By itself, cyanuric acid is entirely safe. It’s an FDA-approved pool addition that you’ve most likely used before, either on its own or as part of a conventional chlorine tablet. It is an excellent tool for maintaining the cleanliness of your pool.
UV rays can quickly degrade chlorine’s efficiency, and pools with no or minimal CYA have a higher chlorine requirement. That implies you will have to spend a lot of money on chlorine to keep your pool swimmable. Adding CYA is the ideal remedy.
However, maintaining a healthy CYA level is critical since excess CYA will hinder your chlorine from operating properly. For the reasons indicated previously, the World Health Organization (WHO) advises that levels in your swimming pool stay below 100ppm.
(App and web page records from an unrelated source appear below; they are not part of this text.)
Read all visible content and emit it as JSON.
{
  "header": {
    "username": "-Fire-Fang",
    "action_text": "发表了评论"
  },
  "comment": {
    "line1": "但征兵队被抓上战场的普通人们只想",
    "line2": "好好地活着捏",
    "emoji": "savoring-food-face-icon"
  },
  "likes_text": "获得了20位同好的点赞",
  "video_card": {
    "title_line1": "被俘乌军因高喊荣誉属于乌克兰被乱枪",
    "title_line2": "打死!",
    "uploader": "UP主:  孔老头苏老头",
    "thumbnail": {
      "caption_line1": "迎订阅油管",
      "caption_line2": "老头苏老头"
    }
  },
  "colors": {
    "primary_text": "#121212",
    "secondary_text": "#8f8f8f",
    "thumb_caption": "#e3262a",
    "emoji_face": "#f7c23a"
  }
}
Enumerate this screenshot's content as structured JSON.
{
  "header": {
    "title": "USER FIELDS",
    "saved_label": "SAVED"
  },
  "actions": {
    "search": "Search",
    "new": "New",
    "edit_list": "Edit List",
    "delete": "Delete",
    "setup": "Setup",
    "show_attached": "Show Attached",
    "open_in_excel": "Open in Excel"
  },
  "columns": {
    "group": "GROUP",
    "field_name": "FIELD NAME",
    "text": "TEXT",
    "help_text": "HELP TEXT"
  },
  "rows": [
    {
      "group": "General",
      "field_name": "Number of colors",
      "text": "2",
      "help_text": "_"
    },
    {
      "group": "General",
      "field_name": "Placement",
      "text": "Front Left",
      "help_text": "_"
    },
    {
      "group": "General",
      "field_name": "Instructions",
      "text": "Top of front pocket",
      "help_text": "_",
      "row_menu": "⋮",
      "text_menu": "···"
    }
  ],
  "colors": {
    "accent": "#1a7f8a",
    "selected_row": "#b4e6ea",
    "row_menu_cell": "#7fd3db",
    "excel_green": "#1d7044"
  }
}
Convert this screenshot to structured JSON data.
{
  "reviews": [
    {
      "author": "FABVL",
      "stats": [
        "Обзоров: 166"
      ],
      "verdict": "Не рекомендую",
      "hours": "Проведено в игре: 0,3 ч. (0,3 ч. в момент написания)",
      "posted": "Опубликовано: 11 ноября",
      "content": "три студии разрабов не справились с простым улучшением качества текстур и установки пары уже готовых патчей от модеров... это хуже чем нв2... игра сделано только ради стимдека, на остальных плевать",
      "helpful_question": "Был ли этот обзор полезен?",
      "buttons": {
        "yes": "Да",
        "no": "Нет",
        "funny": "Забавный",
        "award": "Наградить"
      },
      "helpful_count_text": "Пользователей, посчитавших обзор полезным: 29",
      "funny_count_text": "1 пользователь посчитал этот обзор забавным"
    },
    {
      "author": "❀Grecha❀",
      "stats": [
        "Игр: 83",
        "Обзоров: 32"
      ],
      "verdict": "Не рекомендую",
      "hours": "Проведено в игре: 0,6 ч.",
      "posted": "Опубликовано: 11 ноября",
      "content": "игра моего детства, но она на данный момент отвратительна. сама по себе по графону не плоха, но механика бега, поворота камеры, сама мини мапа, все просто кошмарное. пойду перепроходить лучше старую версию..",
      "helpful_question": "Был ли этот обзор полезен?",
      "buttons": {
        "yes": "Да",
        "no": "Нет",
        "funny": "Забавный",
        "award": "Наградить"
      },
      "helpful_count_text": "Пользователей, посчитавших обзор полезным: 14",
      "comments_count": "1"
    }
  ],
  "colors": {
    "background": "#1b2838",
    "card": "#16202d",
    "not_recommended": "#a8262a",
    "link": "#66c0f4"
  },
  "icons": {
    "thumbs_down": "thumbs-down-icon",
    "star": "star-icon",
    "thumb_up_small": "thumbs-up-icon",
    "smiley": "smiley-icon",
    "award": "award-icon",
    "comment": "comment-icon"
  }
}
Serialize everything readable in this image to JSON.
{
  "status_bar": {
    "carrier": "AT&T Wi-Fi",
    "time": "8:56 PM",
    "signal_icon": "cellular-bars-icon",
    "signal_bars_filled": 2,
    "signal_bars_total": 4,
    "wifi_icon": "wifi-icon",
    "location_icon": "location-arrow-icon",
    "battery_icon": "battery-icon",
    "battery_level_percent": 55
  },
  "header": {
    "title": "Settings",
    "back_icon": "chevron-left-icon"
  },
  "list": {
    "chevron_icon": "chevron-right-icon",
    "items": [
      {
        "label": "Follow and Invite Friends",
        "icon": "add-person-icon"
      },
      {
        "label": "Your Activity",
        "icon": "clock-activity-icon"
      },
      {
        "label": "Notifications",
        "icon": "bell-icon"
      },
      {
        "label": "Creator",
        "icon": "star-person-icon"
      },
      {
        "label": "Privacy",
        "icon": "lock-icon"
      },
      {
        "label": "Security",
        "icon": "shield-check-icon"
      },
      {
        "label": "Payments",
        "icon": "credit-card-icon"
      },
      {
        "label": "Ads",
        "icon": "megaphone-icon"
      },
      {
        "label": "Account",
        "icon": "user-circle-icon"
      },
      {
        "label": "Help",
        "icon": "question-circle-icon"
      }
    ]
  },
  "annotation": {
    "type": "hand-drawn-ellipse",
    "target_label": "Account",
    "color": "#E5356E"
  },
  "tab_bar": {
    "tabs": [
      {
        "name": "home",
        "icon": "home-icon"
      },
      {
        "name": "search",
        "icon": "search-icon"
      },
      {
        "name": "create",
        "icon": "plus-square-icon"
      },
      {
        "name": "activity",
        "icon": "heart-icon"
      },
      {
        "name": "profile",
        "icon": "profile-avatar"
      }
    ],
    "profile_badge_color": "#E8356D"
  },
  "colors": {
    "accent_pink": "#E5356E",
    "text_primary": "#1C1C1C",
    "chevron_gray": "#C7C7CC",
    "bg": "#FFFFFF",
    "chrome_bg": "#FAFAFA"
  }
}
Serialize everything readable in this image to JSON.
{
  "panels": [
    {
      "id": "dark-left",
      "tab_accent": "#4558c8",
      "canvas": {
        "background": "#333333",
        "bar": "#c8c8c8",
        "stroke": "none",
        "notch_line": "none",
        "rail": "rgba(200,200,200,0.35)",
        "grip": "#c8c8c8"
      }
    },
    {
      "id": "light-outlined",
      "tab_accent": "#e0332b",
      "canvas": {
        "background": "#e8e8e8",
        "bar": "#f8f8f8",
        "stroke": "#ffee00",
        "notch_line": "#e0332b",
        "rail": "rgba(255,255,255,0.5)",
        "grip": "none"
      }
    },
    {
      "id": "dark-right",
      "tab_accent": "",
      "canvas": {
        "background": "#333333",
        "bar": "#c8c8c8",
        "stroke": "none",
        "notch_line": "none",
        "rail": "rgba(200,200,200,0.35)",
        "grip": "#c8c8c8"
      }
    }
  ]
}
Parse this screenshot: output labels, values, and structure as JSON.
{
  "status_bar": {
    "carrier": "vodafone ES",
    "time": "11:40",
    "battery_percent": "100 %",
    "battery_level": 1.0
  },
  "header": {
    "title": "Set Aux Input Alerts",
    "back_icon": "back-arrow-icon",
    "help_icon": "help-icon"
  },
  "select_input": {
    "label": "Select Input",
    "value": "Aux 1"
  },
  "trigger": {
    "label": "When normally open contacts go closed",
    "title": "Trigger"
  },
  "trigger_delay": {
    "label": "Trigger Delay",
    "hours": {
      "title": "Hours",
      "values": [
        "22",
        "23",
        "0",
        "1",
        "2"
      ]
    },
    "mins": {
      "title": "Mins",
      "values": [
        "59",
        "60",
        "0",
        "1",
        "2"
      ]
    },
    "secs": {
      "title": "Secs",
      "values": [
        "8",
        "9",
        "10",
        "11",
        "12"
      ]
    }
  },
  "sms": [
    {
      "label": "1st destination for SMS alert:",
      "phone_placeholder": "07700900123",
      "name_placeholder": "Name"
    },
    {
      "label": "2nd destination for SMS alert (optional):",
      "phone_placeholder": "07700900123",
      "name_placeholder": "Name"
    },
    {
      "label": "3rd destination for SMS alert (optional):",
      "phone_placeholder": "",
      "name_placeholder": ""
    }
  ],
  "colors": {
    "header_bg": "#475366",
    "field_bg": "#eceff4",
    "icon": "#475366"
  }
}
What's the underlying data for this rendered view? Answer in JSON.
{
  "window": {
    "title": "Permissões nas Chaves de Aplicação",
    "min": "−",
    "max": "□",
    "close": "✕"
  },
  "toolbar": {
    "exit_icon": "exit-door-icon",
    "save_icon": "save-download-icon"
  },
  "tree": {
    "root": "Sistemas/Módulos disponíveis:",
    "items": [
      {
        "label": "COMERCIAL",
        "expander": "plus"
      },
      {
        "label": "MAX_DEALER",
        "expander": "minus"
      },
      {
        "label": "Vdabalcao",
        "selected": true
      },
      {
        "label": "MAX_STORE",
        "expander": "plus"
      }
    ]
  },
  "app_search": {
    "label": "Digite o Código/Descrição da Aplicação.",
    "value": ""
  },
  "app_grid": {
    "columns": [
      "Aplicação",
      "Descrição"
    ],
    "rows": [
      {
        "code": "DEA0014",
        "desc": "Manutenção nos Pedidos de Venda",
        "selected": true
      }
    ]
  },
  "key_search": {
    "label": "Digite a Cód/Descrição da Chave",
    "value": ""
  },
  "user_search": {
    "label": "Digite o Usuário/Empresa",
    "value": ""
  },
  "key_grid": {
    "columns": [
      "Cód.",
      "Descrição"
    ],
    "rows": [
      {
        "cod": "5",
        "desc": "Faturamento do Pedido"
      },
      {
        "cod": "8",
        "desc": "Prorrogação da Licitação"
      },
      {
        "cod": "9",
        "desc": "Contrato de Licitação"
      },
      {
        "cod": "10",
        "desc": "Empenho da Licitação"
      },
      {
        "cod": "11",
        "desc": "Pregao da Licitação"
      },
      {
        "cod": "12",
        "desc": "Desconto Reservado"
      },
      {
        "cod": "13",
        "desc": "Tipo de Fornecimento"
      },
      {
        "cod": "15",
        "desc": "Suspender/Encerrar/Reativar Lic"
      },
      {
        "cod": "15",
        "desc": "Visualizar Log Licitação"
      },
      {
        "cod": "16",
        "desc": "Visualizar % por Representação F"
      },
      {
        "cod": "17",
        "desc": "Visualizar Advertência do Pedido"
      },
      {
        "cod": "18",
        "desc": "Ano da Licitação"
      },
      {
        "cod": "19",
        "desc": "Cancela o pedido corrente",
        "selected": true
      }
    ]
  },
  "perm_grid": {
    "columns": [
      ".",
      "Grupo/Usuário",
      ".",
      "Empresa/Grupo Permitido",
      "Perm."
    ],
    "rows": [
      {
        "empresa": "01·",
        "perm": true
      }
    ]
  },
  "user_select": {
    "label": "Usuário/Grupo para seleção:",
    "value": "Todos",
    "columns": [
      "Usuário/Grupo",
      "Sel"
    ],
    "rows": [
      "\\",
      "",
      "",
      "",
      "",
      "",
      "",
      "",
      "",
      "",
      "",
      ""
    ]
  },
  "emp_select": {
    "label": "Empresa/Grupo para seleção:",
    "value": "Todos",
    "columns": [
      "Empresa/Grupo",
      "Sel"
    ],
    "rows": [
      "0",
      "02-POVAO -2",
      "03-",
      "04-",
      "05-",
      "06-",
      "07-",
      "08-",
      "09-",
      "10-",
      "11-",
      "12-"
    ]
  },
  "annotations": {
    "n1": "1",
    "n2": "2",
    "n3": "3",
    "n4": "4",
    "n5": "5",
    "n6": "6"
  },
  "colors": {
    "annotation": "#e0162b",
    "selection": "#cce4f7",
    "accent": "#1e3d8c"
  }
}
Professional pool cleaners, on the other hand, frequently recommend 50ppm. Aside from the safety concerns, too much CYA will hinder your chlorine from effectively killing algae and bacteria.
How do I get slime out of my pool?
The majority of folks that look into the Magic Eraser pool hack have a pool slime issue. However, there is justification for why pool experts stay away from Magic erasers. There are many better and proven methods for eliminating algae and slime in your pool.
Slime, which is algae and bacteria, can appear for many causes. Testing your water levels periodically and after events that could disrupt your water chemistry, such as rain showers or a large pool party, is the solution to avoid it. Below is an easy to follow plan for individuals who have slime in their pool:
- Clean the water’s surface: To begin, clean any dead bugs and debris from the pool’s surface with your pool net. Because garbage and bugs are places where algae can accumulate and grow, it’s critical to get rid of them as soon as possible.
- Vacuum the pool floor: The next procedure is to clear the dirt and filth off your pool’s floor with a pool vacuum. Clean the whole pool floor, then wait a few minutes for the slime to settle before vacuuming again. This part is the most time-consuming and difficult phase of the procedure.
- Give your pool a shock treatment: Once you clean the slime from your pool’s surface and floor, use a chlorine shock treatment to restore balance and prevent the growth from returning. Maintaining a healthy balance of chlorine, CYA, and other pool chemicals is critical.
- Run your filter: To keep your water moving, put your swim filter to the maximum setting after your chlorine and CYA concentrations are where they should be. This is important because slime and algae grow considerably more slowly in flowing water than in stagnant water.
Using a Magic Eraser sponge in your pool skimmer is not a pool maintenance procedure recommended by pool professionals. It may clear some algae, but it could also generate unanticipated difficulties, such as major health concerns.
A better strategy is to address the source of the algae and slime difficulty by improving the pool chemistry.